I want to give this disclaimer to my post: I understand it's okay that you guys enjoy this man's work and I think you should be allowed to celebrate
him. That said, I have my opinion.
The reason people don't like Thomas Kinkade is that, first off, he wasn't a very good person. Here's an LA Times article that sums most of it up:
Thomas Kinkade's Life Was Often At Odds
With His Pastoral Vision
If you want a bullet point version, here we go:
-Drunk driving arrest
-Public urination, including an incident at Disneyworld
-Groped a female fan
-Sued several times and investigated by the FBI for his business practices, which also ruined a couple store owners.
-Shouted and cursed at a woman who tried to help him when he fell down dead drunk.
-Did all of these things while waving the flag of Christianity, a label he used to draw people in, but a philosophy he obviously did practice.
And he held several views that a lot of people (including myself) view as contrary to the notion of art. There's no doubt that he was a very
technically proficient artist. But that's like saying a machine is an incredible artisan. Kinkade believed that
art wasn't about self-expression and
Art should be about self-expression, it should reflect something of the creator. That's prevailing notion of all art,
whether it's paintings or music or writing. Here's Kinkade's opinion on self-expression in art: "To this day, I find it odious that that notion
is fostered within the arts. It is very self-serving and a self-absorbed kind of approach to creativity that really is ineffective.
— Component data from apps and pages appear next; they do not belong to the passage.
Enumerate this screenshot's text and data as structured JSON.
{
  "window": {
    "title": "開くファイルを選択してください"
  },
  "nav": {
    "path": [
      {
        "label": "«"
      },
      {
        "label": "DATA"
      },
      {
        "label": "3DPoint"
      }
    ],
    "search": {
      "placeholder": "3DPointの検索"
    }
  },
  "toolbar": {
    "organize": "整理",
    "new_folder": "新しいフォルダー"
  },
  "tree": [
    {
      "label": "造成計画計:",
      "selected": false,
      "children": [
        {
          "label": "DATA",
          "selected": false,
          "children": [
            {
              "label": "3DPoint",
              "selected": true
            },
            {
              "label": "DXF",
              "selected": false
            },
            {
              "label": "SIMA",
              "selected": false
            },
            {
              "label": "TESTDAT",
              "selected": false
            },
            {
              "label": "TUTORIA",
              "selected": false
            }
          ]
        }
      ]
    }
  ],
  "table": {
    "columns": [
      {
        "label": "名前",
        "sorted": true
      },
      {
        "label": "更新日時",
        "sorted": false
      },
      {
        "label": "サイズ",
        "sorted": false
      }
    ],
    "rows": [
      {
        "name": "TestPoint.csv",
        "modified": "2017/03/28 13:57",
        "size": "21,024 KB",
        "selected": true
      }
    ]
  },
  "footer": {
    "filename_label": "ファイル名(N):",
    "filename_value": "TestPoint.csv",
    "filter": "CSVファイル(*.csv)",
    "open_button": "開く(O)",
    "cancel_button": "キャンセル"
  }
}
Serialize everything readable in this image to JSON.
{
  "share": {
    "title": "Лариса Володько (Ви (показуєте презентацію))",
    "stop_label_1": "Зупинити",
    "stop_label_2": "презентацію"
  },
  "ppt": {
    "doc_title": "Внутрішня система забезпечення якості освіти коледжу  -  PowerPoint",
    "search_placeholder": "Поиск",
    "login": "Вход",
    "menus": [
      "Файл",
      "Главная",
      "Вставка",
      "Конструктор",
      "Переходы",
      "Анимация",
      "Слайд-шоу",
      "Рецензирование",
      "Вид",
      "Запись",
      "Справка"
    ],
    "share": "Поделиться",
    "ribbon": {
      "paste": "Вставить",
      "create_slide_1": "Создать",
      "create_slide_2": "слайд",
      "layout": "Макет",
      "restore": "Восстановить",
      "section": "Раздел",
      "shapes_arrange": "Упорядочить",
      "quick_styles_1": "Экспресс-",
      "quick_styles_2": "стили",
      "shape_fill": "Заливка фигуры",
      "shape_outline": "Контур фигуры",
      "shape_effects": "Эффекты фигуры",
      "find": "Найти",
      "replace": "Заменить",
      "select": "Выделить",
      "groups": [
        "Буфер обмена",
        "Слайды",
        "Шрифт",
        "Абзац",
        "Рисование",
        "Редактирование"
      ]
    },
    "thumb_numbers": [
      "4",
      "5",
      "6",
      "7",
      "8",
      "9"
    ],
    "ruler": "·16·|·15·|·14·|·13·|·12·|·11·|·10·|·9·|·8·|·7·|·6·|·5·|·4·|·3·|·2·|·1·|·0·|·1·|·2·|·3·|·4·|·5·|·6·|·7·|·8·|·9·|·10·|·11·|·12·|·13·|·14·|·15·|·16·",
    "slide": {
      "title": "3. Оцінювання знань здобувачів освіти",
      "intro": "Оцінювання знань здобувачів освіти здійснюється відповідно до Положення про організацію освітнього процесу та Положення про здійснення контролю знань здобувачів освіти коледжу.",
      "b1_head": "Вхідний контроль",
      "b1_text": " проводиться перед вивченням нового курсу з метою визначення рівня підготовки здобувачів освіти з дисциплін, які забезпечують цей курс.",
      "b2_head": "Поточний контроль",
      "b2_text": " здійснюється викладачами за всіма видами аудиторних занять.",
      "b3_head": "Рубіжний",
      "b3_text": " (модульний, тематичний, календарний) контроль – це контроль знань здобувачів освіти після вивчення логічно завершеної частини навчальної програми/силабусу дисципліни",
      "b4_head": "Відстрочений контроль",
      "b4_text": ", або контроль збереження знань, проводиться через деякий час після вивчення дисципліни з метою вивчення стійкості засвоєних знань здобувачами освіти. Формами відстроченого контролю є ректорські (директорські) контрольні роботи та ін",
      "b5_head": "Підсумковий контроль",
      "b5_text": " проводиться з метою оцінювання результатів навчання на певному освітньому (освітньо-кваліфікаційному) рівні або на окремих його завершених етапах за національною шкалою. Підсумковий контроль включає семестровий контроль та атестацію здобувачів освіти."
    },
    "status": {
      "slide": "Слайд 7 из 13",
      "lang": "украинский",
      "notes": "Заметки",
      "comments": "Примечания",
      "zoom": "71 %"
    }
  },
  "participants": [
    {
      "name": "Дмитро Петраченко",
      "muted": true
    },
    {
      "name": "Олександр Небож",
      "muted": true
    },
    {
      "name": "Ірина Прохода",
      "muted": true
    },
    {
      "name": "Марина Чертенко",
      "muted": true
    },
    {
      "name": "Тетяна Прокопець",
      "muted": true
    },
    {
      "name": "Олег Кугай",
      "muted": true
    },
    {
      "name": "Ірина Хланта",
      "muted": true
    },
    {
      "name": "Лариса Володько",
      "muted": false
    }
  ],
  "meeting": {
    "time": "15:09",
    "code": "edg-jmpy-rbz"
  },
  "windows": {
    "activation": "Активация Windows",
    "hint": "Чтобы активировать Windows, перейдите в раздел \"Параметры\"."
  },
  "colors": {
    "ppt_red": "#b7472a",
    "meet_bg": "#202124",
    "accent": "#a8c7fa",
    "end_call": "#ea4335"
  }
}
In fact, artists
have fought the wrong battle over the past 75 to 100 years. The battle has been one for the freedom of expression, the battle to obtain freedom of
expression. Well, artists have won that battle but, in the meantime, they’ve lost the war for cultural relevancy and a positive impact on
What Kinkade is really saying is that art that comes from within doesn't sell well. The audience should be a secondary thought. Otherwise, it's just
a product, it's a focused-grouped, market tested product. It's like almost all the music of the radio, it's made specifically to sell, not
necessarily to be good. And it does sell. Kinkade mass produces his art. He sold it any form he could. And it's not because he wanted to touch as
many people as possible with his art, but because he wanted to make as much money as he could.
He was the McDonald's of art, the Wal-Mart, And he exploited the faith of his fans to make more money. And he talks down to people in his paintings.
He makes them as simple as possible, because he doesn't think people are smart enough to appreciate it if he does.